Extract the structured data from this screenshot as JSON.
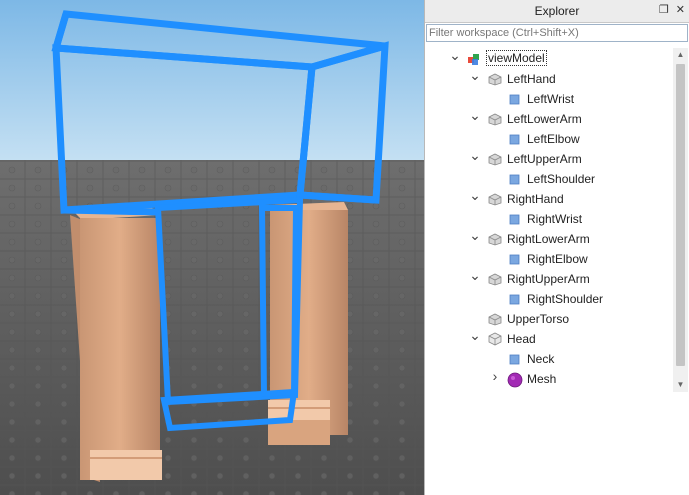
{
  "explorer": {
    "title": "Explorer",
    "restore_icon": "restore-window-icon",
    "close_icon": "close-icon",
    "filter_placeholder": "Filter workspace (Ctrl+Shift+X)",
    "tree": [
      {
        "label": "viewModel",
        "icon": "model-icon",
        "depth": 0,
        "arrow": "expanded",
        "selected": true
      },
      {
        "label": "LeftHand",
        "icon": "meshpart-icon",
        "depth": 1,
        "arrow": "expanded"
      },
      {
        "label": "LeftWrist",
        "icon": "attachment-icon",
        "depth": 2,
        "arrow": "none"
      },
      {
        "label": "LeftLowerArm",
        "icon": "meshpart-icon",
        "depth": 1,
        "arrow": "expanded"
      },
      {
        "label": "LeftElbow",
        "icon": "attachment-icon",
        "depth": 2,
        "arrow": "none"
      },
      {
        "label": "LeftUpperArm",
        "icon": "meshpart-icon",
        "depth": 1,
        "arrow": "expanded"
      },
      {
        "label": "LeftShoulder",
        "icon": "attachment-icon",
        "depth": 2,
        "arrow": "none"
      },
      {
        "label": "RightHand",
        "icon": "meshpart-icon",
        "depth": 1,
        "arrow": "expanded"
      },
      {
        "label": "RightWrist",
        "icon": "attachment-icon",
        "depth": 2,
        "arrow": "none"
      },
      {
        "label": "RightLowerArm",
        "icon": "meshpart-icon",
        "depth": 1,
        "arrow": "expanded"
      },
      {
        "label": "RightElbow",
        "icon": "attachment-icon",
        "depth": 2,
        "arrow": "none"
      },
      {
        "label": "RightUpperArm",
        "icon": "meshpart-icon",
        "depth": 1,
        "arrow": "expanded"
      },
      {
        "label": "RightShoulder",
        "icon": "attachment-icon",
        "depth": 2,
        "arrow": "none"
      },
      {
        "label": "UpperTorso",
        "icon": "meshpart-icon",
        "depth": 1,
        "arrow": "none"
      },
      {
        "label": "Head",
        "icon": "part-icon",
        "depth": 1,
        "arrow": "expanded"
      },
      {
        "label": "Neck",
        "icon": "attachment-icon",
        "depth": 2,
        "arrow": "none"
      },
      {
        "label": "Mesh",
        "icon": "specialmesh-icon",
        "depth": 2,
        "arrow": "collapsed"
      }
    ]
  },
  "viewport": {
    "sky_color": "#a6cde8",
    "baseplate_color": "#5f5f5f",
    "selection_color": "#1f8fff",
    "skin_color": "#d8a07a"
  }
}
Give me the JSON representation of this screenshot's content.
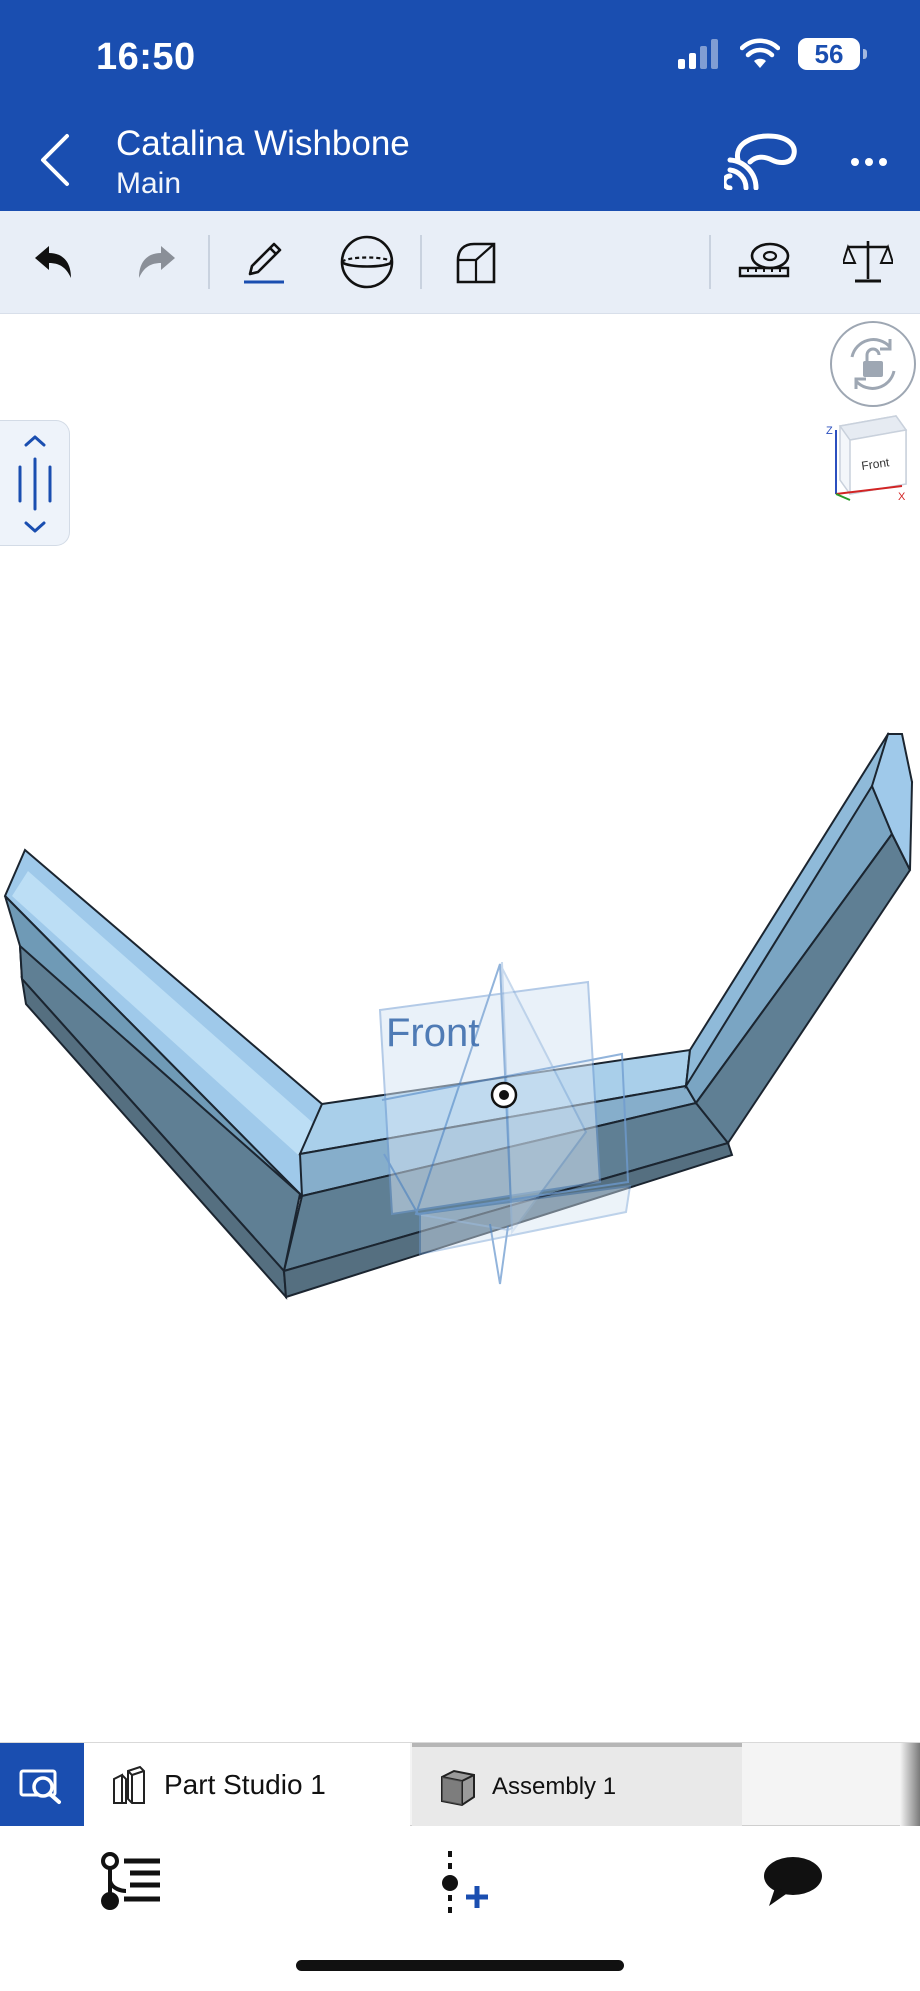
{
  "status_bar": {
    "time": "16:50",
    "battery": "56"
  },
  "header": {
    "title": "Catalina Wishbone",
    "subtitle": "Main"
  },
  "toolbar": {
    "items": [
      "undo-icon",
      "redo-icon",
      "sketch-pencil-icon",
      "plane-sphere-icon",
      "fillet-cube-icon",
      "measure-tape-icon",
      "mass-properties-scale-icon"
    ]
  },
  "viewport": {
    "view_cube_label": "Front",
    "plane_label": "Front",
    "axes": {
      "x": "X",
      "z": "Z"
    },
    "colors": {
      "part_light": "#9fc9ea",
      "part_dark": "#5f7f94",
      "plane": "#6e9bd0"
    }
  },
  "tabs": [
    {
      "label": "Part Studio 1",
      "active": true
    },
    {
      "label": "Assembly 1",
      "active": false
    }
  ],
  "bottom_nav": [
    "feature-list-icon",
    "insert-feature-icon",
    "comments-icon"
  ],
  "colors": {
    "brand": "#1a4eb0",
    "toolbar_bg": "#e8eef7"
  }
}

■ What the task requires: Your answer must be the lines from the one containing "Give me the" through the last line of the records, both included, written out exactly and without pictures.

■ Written answer:
Give me the JSON representation of this screenshot's content.
{
  "status_bar": {
    "time": "16:50",
    "battery": "56"
  },
  "header": {
    "title": "Catalina Wishbone",
    "subtitle": "Main"
  },
  "toolbar": {
    "items": [
      "undo-icon",
      "redo-icon",
      "sketch-pencil-icon",
      "plane-sphere-icon",
      "fillet-cube-icon",
      "measure-tape-icon",
      "mass-properties-scale-icon"
    ]
  },
  "viewport": {
    "view_cube_label": "Front",
    "plane_label": "Front",
    "axes": {
      "x": "X",
      "z": "Z"
    },
    "colors": {
      "part_light": "#9fc9ea",
      "part_dark": "#5f7f94",
      "plane": "#6e9bd0"
    }
  },
  "tabs": [
    {
      "label": "Part Studio 1",
      "active": true
    },
    {
      "label": "Assembly 1",
      "active": false
    }
  ],
  "bottom_nav": [
    "feature-list-icon",
    "insert-feature-icon",
    "comments-icon"
  ],
  "colors": {
    "brand": "#1a4eb0",
    "toolbar_bg": "#e8eef7"
  }
}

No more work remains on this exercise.